Online auctions are a different matter. It is really not possible to inspect the diamonds and although it might be stated they are of a certain grade, there is no guarantee of the quality of a diamond sold this way. If a genuine certificate is stated to accompany any diamond so sold then ask for a copy of the certificate or for one to be posted so it can be read.
It pays to know the value of diamonds and the price of diamonds. Check out the information in this site about the qualities of diamonds such as the 4cs grading, charts etc.
There is a heap of information about diamonds here and how you can buy diamonds and also sell them.
A bit of due diligence and common sense goes a long way when it comes to various loose diamonds!
More on diamonds here
Sunday, February 18th, 2007
The value of loose diamonds is much easier to find out than diamonds which have been set into jewelery. It is possible to send loose diamonds to a gemological laboratory such as GIA, for example, and have them graded properly.
A diamond already set into a ring, may have inclusions or flaws hidden by the prongs or claws which hold the diamond in place or the back may be sealed making it difficult to properly subject the diamond to laboratory analysis. To do a proper analysis the diamond would need to be removed from the setting in this case.

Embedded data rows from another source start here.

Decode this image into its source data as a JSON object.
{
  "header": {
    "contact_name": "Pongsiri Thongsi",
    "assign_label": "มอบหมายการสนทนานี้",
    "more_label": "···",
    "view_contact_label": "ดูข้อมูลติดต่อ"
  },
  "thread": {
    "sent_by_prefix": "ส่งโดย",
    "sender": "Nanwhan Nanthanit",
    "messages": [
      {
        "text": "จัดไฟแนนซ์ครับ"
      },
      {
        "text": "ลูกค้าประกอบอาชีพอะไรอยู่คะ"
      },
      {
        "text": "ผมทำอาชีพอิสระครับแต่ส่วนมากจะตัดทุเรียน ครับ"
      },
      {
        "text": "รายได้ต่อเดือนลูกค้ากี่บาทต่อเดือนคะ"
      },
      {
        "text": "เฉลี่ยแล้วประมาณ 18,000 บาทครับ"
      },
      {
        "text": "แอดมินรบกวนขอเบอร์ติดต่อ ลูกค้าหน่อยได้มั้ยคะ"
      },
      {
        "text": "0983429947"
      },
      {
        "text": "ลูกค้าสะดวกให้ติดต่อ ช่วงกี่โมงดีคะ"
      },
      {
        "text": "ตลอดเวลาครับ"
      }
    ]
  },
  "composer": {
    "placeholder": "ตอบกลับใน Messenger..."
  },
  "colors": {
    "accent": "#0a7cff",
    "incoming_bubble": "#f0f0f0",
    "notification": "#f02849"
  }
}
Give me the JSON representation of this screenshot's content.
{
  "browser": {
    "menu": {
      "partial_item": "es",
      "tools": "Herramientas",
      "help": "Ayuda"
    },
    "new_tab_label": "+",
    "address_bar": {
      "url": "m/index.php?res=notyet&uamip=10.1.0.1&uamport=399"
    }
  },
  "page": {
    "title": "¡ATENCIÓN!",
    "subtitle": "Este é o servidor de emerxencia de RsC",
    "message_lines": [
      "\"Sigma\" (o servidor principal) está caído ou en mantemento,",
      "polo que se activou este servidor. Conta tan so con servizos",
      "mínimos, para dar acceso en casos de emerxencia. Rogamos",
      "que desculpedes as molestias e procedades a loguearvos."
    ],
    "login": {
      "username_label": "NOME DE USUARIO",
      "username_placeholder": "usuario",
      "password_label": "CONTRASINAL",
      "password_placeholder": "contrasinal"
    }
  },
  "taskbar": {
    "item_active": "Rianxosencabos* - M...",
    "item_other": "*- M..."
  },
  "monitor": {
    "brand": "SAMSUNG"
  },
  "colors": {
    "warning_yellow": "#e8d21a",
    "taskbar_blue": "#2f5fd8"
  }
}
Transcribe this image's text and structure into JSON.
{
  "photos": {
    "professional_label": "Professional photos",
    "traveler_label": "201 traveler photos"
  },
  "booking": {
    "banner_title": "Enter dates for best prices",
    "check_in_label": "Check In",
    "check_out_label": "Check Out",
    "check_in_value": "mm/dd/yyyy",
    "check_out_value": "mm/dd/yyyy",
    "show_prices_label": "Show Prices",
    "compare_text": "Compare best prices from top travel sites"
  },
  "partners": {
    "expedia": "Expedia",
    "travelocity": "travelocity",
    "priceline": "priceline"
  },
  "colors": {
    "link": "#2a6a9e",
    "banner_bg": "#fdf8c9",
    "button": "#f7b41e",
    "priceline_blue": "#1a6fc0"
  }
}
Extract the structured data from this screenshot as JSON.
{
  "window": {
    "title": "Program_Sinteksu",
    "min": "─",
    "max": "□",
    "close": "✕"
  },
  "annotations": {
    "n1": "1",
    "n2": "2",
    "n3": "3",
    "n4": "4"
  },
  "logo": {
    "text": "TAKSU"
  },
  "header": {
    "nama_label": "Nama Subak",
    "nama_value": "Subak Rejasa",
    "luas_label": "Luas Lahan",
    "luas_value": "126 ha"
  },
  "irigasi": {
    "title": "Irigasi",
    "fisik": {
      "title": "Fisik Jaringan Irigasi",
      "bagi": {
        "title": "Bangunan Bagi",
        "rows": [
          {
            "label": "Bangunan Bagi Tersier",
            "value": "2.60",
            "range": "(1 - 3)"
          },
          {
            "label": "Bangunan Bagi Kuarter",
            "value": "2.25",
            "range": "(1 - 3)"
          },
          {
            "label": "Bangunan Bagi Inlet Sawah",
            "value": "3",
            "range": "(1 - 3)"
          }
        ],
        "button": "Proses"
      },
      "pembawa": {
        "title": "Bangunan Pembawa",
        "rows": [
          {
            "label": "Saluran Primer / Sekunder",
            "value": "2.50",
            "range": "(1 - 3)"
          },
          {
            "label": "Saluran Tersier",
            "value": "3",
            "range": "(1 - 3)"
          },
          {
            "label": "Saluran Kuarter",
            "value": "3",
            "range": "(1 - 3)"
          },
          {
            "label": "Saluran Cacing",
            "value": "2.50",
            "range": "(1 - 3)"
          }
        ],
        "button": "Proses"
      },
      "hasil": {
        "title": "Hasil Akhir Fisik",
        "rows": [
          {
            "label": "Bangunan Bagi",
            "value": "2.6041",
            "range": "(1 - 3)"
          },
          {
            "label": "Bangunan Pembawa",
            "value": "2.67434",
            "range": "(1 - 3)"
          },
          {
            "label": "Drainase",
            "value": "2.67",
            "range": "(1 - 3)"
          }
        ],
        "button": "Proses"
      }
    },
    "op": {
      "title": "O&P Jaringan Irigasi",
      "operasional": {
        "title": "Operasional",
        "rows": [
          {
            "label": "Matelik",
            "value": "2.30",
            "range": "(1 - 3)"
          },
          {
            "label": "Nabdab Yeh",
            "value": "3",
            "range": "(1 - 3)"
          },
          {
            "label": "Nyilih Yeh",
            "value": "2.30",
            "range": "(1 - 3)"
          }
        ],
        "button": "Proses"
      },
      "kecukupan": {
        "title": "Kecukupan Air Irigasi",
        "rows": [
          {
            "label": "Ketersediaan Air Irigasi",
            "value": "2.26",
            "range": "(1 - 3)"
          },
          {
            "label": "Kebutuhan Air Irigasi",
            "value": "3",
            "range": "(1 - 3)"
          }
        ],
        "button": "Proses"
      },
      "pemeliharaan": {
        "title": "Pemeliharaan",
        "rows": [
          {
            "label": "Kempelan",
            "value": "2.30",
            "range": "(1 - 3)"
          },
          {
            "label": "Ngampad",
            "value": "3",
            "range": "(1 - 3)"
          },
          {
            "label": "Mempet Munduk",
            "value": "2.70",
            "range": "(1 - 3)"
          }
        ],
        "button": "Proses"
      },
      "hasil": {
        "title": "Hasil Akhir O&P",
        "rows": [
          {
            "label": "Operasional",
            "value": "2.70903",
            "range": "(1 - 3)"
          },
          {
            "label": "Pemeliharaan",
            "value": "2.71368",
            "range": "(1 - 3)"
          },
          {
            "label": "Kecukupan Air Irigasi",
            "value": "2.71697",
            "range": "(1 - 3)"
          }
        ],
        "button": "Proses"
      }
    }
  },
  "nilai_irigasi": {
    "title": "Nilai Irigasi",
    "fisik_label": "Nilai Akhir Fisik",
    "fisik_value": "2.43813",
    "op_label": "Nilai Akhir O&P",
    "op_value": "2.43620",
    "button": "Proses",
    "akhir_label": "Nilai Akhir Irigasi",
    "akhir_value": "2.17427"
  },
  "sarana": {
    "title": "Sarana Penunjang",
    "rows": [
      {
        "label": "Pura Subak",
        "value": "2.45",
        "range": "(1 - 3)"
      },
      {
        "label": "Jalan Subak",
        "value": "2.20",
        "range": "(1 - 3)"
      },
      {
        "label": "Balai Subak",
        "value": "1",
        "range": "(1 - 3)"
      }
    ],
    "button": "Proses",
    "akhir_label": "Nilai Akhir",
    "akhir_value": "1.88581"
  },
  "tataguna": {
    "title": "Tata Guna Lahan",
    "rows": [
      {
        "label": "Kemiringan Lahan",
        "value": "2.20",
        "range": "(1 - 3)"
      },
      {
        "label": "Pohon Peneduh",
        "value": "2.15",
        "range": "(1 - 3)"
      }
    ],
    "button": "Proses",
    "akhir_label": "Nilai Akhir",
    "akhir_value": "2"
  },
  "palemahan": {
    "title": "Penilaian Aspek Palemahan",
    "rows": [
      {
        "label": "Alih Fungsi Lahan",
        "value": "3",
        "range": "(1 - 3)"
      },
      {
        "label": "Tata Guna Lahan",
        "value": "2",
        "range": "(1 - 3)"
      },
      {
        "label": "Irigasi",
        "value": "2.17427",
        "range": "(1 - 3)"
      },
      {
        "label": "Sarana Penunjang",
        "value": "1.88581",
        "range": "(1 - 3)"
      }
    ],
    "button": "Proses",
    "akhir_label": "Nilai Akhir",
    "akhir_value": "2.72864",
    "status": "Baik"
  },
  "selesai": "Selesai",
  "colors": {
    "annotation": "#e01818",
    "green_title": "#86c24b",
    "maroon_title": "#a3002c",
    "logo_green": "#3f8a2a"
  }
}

If you are looking for a diamond of a specific type and quality then it is far better to look for loose diamonds and then have them set into the jewelery you wish after the grading and value of them has been established.
Firstly establish what sort and type of diamonds you want. Are they for a ring? Or a broach or some other piece of jewelery? What size do you want. And what quality of clarify and color would you like? This will all depend on your budget of course. The marketing by De Beers has been successful in establishing that 2 months salary is ideal for the cost of a diamond engagement ring. However this is simply a marketing ploy and your person budget will decide what you can and cannot afford.
It is a good idea to be very familiar with the types of diamonds, the weights, color and clarity available and what each is worth. There is no substitute for some learning, due diligence and a little common sense.
Provided the above is kept in mind the value of loose diamonds will not be quite as mysterious as it may have been before and it will be quite possible to locate and buy some excellent loose diamonds.
More on diamonds here
Friday, February 16th, 2007
Singapore loose diamonds really relates to diamonds sold in Singapore or by Singaporean diamond companies.
Possibly the impression is that by buying loose diamonds from Singapore it will be cheaper than buying in the States or elsewhere.
In fact, regardless of where one buys diamonds, the criteria for buying diamonds remain the same. This applies to buying diamonds in the US, UK, Asia or even down under in Australia (one of the biggest diamond producers in the world incidentally).
The prime criteria are to:
Understand something about diamonds and how they are graded. This can be achieved by a good patient study of this website.
Know what sort of diamond or diamonds you want and specifically what for, A diamond ring perhaps or a broach for example.
Knowing that buying loose diamonds is better than diamonds that have been set in jewelry since they are much easier to check for flaws and the condition of the diamond.
Know from whom you are buying, especially when buying on line. Ensuring that the full details about each diamond is fully outlined and that each diamond comes with a proper GIA or EGL certificate outlining the qualities of the diamond.
Paying by credit card rather than cash so in the event you discover the diamond is not as described, you can return it and ensure you get your funds back.
Probably the most important of all is to know and understand diamonds. One does not buy a car sight unseen and neither should one buy diamonds sight unseen.
Just plain common sense, some due diligence and a little patience always brings it’s own rewards when it comes to buying diamonds and this applies to Singapore loose diamonds just as much as any other diamonds.